Professional development and employability

I went on exchange first and foremost to improve my Spanish, and there is certainly no better way to do that than living independently in a Spanish-speaking country. I was reasonably fluent when I arrived in Spain, but my confidence and conversational fluidity definitely improved, as did my accent. It was really satisfying to be asked, towards the end of the exchange, whether I was actually from Spain. I also got a lot of writing practice and became more confident in writing formal essays and reports.


The highlight of my stay in Salamanca would have to be my Ultimate Frisbee team, Quimera. They are a fantastic bunch of people who I was really sorry to leave behind. As well as training twice a week, I got to travel with them to the southern coast and the Canary Islands for Ultimate tournaments.

I also had a great time with the university hiking club. They organise regular excursions, some day trips and some whole weekends, which take you into beautiful parts of the country which you simply wouldn’t get to see on your own.

Sports teams can be a great way to make networks of local people, speak Spanish and feel like you really belong in your new city.
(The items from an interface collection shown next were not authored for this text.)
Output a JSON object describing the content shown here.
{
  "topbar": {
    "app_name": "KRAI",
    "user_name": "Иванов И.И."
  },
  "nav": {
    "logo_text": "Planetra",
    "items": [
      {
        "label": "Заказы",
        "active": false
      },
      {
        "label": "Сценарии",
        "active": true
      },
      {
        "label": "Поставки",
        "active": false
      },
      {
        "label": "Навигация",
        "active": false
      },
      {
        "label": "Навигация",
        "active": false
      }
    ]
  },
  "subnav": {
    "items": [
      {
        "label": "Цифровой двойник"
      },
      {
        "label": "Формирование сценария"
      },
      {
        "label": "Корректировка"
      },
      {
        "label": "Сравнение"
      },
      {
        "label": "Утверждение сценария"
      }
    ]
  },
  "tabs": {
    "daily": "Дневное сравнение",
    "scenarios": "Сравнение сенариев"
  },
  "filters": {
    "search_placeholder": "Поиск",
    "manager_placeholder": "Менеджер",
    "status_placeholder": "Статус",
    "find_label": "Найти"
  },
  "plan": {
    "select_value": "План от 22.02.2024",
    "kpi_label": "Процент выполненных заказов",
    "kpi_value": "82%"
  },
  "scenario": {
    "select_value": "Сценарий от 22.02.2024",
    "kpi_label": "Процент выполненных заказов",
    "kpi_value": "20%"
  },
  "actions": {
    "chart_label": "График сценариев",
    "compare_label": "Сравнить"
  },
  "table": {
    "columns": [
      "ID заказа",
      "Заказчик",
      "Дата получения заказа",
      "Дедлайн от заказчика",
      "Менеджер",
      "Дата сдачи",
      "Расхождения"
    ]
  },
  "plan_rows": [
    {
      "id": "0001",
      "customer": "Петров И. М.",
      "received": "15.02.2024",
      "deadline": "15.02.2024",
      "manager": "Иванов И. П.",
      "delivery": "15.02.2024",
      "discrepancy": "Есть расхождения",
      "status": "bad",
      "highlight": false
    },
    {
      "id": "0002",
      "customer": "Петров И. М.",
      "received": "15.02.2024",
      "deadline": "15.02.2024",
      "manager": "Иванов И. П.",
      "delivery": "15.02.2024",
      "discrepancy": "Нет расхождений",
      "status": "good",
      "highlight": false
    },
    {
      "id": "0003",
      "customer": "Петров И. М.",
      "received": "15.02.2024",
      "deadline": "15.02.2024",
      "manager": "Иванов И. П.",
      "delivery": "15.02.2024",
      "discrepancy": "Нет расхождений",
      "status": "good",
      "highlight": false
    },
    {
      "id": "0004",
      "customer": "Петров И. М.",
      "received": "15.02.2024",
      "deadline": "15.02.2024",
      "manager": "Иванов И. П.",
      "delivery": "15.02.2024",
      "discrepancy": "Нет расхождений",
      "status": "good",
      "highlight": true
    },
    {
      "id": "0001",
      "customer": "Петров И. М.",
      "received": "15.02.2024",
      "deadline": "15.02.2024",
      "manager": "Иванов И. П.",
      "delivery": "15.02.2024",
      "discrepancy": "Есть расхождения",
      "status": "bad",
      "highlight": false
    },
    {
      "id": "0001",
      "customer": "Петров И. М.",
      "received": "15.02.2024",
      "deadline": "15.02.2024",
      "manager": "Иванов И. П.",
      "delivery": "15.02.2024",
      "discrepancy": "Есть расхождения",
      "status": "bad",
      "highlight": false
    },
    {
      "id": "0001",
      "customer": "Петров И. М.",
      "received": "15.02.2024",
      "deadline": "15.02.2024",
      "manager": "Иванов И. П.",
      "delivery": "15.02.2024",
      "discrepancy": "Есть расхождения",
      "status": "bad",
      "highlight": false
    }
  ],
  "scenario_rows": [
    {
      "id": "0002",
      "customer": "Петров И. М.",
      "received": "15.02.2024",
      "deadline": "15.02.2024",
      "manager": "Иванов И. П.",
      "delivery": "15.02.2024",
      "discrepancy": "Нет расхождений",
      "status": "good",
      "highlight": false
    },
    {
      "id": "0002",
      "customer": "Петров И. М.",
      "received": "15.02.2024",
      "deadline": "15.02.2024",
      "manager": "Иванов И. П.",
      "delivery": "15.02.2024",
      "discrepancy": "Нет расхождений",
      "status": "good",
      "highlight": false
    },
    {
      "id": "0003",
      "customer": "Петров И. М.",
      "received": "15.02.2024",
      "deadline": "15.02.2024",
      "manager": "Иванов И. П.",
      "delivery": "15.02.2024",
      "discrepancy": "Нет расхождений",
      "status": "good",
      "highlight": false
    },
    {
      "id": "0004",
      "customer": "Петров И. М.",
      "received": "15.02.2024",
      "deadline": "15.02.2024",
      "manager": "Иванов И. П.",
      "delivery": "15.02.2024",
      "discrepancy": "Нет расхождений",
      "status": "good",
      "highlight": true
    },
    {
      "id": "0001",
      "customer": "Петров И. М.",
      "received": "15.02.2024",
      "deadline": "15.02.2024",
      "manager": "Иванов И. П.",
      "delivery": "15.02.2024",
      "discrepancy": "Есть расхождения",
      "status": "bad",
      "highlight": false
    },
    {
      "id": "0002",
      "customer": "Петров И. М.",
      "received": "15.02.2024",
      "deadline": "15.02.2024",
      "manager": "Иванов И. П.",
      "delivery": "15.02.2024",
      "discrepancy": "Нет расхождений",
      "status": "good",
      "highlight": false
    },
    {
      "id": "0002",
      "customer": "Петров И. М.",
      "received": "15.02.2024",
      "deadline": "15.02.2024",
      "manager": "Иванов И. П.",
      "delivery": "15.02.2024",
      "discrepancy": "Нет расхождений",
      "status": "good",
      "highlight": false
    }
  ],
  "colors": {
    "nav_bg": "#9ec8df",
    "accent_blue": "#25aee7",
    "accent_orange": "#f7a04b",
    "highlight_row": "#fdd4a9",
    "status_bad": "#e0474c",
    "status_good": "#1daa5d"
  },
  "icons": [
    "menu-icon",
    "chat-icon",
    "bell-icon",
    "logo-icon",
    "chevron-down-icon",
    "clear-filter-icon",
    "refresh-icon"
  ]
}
Quimera became my Spanish family, whereas I really only started to make friends with the local students in my classes towards the end of the semester and by then there was not much time left to build on a strong friendship.

Top tips

  • Spain runs on WhatsApp. You will need to download it and buy data for your phone in order to be a functioning member of any of the groups and clubs. Texting simply barely exists and Whatsapp is used far more than Facebook for messaging and organising things in groups. 
  • Find a language exchange partner or three. For m, this was a really good way to practice speaking Spanish and to meet someone local, especially when I had just arrived and hadn’t built my own networks yet. The University of Salamanca Servicio de Promoción, Información y Orientación has a webpage which allows you to post and read small advertisements for language exchange. From there you can contact a couple of people and arrange to meet up for a chat over coffee. Several of the bars also offer weekly language exchanges. El Rastrel and Atelier are two nice cafes which have board games and I regularly played bilingual Taboo with one of my exchange partners.
  • Read the posters on the wall of your faculty. There are a lot of free and interesting talks, movie screenings, concerts and events going on in Salamanca, but they are not necessarily well publicised and you need to keep your eyes open.
  • Check out the Mercado Central. This permanent, covered market is open until 2pm and chatting to stallholders or asking for advice about which sort of chorizo is best for the recipe you want to make, what veggies are in season and what the difference is between the many types of ham and cheese is a good way to sneak some more Spanish practice into your day.
Margaret - University of Salamanca